[TASK REQUIREMENTS] Please tally the lines in the records that include the word "JSON" and answer with the bare number.

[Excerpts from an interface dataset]
====
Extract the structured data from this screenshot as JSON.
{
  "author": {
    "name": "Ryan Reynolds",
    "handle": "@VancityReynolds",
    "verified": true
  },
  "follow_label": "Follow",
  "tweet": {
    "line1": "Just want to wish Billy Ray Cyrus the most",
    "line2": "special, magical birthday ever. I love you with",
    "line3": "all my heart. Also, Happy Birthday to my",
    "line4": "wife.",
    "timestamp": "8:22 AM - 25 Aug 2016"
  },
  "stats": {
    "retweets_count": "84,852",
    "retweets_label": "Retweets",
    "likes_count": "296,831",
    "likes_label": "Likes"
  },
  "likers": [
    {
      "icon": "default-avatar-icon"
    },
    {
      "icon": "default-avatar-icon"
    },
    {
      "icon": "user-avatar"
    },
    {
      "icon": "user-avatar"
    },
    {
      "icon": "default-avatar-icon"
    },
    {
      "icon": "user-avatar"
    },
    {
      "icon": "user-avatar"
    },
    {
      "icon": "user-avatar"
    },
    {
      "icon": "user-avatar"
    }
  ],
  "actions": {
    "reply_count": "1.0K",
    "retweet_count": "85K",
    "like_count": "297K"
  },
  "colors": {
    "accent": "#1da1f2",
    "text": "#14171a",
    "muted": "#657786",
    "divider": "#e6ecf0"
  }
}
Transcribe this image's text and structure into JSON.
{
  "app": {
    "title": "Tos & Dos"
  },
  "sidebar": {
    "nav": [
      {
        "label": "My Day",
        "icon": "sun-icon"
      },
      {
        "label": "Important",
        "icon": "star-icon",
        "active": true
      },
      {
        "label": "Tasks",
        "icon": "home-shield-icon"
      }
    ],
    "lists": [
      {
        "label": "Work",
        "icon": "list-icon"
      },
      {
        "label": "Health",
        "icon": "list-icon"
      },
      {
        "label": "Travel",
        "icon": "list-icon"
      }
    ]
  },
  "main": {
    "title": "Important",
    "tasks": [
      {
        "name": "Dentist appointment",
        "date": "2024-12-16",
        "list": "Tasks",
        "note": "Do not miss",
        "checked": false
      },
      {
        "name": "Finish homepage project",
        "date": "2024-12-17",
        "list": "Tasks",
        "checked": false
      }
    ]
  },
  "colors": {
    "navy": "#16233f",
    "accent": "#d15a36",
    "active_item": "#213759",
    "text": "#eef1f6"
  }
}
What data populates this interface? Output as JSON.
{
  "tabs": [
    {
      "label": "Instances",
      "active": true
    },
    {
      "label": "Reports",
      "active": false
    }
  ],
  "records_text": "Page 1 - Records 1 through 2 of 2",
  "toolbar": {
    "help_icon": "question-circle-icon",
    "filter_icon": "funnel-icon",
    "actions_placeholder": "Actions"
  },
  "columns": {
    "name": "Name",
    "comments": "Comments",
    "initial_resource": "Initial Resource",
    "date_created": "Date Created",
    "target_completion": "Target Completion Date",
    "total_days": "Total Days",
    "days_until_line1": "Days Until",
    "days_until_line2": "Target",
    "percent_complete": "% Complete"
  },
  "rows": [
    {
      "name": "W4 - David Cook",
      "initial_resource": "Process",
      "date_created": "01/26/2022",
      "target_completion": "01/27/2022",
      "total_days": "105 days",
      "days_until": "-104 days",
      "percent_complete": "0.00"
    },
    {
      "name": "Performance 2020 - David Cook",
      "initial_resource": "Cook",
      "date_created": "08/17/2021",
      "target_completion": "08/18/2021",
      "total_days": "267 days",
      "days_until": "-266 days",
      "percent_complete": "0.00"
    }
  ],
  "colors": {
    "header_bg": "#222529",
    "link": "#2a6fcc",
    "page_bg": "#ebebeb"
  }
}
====
[OUTPUT] 3